The challenge of managing process variations is becoming more complicated. In today’s global economy, even small companies do business across state and national borders. They operate in multiple regulatory environments. As such, they have little choice but to customize the customer experience they deliver.
Whether the requirement is driven by different locations, regulatory environments, business units, or customer segments, the way many organizations manage process variations is unnecessarily complex and inconsistent. According to Jim Sinur, Aragon Research, “Almost every multi-national company has to deal with the challenge of managing process variants and usually the solutions are overly complex.”
Steve Stanton, FCB Partners agrees, adding “90% of organizations fail at process standardization.”
It’s the dirty little secret of process management. While process owners preach standardization, they know deep down that their standard processes do not actually meet the requirements of the teams expected to apply them.
There seem to be three common responses to the problem of managing process variations:
High-level standardized processes: This is the approach early maturity organizations take. They present process information at a high-level that offers little in the way of day-to-day process guidance. It also cannot be used to direct or respond to future change.
Mega-processes including every possible variation: This approach provides highly detailed standard processes in response to every possible variation. While technically correct, these processes are overly complicated. They are difficult to understand and follow. They also do little to drive engagement and adherence by business teams.
Individual processes variants: Larger, more mature businesses sometimes opt to simply look the other way. They allow process variations to be owned, managed, and changed independently. This approach does little to address process inconsistencies. As a result, processes become no more than suggestions about how to proceed.
Achieving the Benefits of Standardized Processes
Despite the poor track record many businesses have in dealing with process variants, it is possible for companies to achieve the benefits of standardized processes. It is also possible for individual operations to control process variations as needed. To do so, an organization must agree on the standard process and establish a global process owner. An agreed standard process forms a platform against which to consider possible variations.
The business must also agree that local process variations cannot be created haphazardly. Instead, they must be established only off the base of standard processes. Ideally, process owners should be able to easily highlight process variations. This allows them to compare variants to the standard process, evaluate the requirement, and identify the impact of each variation.

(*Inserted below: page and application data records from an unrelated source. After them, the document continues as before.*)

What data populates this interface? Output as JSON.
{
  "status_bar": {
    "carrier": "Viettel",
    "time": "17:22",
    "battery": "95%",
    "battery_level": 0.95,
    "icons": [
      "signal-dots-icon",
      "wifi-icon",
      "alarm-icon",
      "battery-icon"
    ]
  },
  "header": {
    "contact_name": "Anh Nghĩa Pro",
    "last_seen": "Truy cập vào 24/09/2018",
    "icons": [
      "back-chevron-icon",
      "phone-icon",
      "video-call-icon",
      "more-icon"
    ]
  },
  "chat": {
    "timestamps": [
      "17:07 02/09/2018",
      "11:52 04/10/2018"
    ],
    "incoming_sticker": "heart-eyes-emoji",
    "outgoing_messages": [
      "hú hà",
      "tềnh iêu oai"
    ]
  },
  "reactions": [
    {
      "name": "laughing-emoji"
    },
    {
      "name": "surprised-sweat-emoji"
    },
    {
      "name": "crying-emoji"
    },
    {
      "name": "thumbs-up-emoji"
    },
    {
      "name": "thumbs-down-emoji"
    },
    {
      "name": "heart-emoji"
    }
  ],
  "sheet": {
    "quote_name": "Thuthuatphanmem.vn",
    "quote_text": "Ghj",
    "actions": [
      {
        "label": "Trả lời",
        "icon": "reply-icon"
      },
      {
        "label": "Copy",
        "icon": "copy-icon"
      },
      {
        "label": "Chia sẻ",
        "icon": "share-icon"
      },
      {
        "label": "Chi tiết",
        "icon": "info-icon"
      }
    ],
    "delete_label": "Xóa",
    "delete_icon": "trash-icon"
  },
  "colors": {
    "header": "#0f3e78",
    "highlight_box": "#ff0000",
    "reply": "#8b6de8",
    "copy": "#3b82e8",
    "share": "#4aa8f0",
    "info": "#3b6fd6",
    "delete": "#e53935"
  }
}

Next, when navigating to processes, users should be able to select the variant they seek. They can choose from a list or be routed automatically to their process variation if they have a “default” location. Doing so will improve process relevancy and adherence.
Organizations must also establish a global reporting capability. This allows process owners to report on the variations that exist for each process. To ensure effective change management, local variant owners must be notified of any changes by global process owners. This enables them to merge those changes into each process variant or amend them as necessary.
Finally, process variant costing and time frame tracking should be in place. This allows process owners to calculate the difference in cost and time between each variation and the standard processes. It also enables them to make informed decisions about whether to maintain or eliminate certain variations.
Although it can be challenging, effectively managing and controlling process variations is possible. Employing these steps helps businesses to understand the extent of the process variations they are managing. They can control and report on them. They can challenge them if necessary. They also empower teams to be more agile, more flexible, and more able to customize activities because variations will exist in an environment over which they have clarity and control.